**MATERIAL SHOWN**
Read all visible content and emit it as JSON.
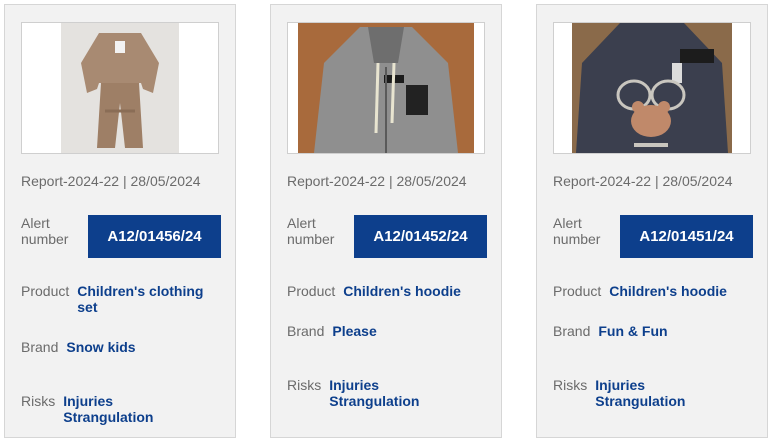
{
  "cards": [
    {
      "image_icon": "childrens-clothing-set-image",
      "report": "Report-2024-22 | 28/05/2024",
      "alert_label": "Alert number",
      "alert_number": "A12/01456/24",
      "product_label": "Product",
      "product_lines": [
        "Children's clothing",
        "set"
      ],
      "brand_label": "Brand",
      "brand": "Snow kids",
      "risks_label": "Risks",
      "risks": [
        "Injuries",
        "Strangulation"
      ]
    },
    {
      "image_icon": "grey-hoodie-image",
      "report": "Report-2024-22 | 28/05/2024",
      "alert_label": "Alert number",
      "alert_number": "A12/01452/24",
      "product_label": "Product",
      "product_lines": [
        "Children's hoodie"
      ],
      "brand_label": "Brand",
      "brand": "Please",
      "risks_label": "Risks",
      "risks": [
        "Injuries",
        "Strangulation"
      ]
    },
    {
      "image_icon": "bear-hoodie-image",
      "report": "Report-2024-22 | 28/05/2024",
      "alert_label": "Alert number",
      "alert_number": "A12/01451/24",
      "product_label": "Product",
      "product_lines": [
        "Children's hoodie"
      ],
      "brand_label": "Brand",
      "brand": "Fun & Fun",
      "risks_label": "Risks",
      "risks": [
        "Injuries",
        "Strangulation"
      ]
    }
  ],
  "colors": {
    "badge": "#0d3f8c",
    "value_text": "#0d3f8c",
    "label_text": "#6b6b6b",
    "card_bg": "#f2f2f2"
  }
}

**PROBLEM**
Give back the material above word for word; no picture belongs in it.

**YOUR SOLUTION**
Read all visible content and emit it as JSON.
{
  "cards": [
    {
      "image_icon": "childrens-clothing-set-image",
      "report": "Report-2024-22 | 28/05/2024",
      "alert_label": "Alert number",
      "alert_number": "A12/01456/24",
      "product_label": "Product",
      "product_lines": [
        "Children's clothing",
        "set"
      ],
      "brand_label": "Brand",
      "brand": "Snow kids",
      "risks_label": "Risks",
      "risks": [
        "Injuries",
        "Strangulation"
      ]
    },
    {
      "image_icon": "grey-hoodie-image",
      "report": "Report-2024-22 | 28/05/2024",
      "alert_label": "Alert number",
      "alert_number": "A12/01452/24",
      "product_label": "Product",
      "product_lines": [
        "Children's hoodie"
      ],
      "brand_label": "Brand",
      "brand": "Please",
      "risks_label": "Risks",
      "risks": [
        "Injuries",
        "Strangulation"
      ]
    },
    {
      "image_icon": "bear-hoodie-image",
      "report": "Report-2024-22 | 28/05/2024",
      "alert_label": "Alert number",
      "alert_number": "A12/01451/24",
      "product_label": "Product",
      "product_lines": [
        "Children's hoodie"
      ],
      "brand_label": "Brand",
      "brand": "Fun & Fun",
      "risks_label": "Risks",
      "risks": [
        "Injuries",
        "Strangulation"
      ]
    }
  ],
  "colors": {
    "badge": "#0d3f8c",
    "value_text": "#0d3f8c",
    "label_text": "#6b6b6b",
    "card_bg": "#f2f2f2"
  }
}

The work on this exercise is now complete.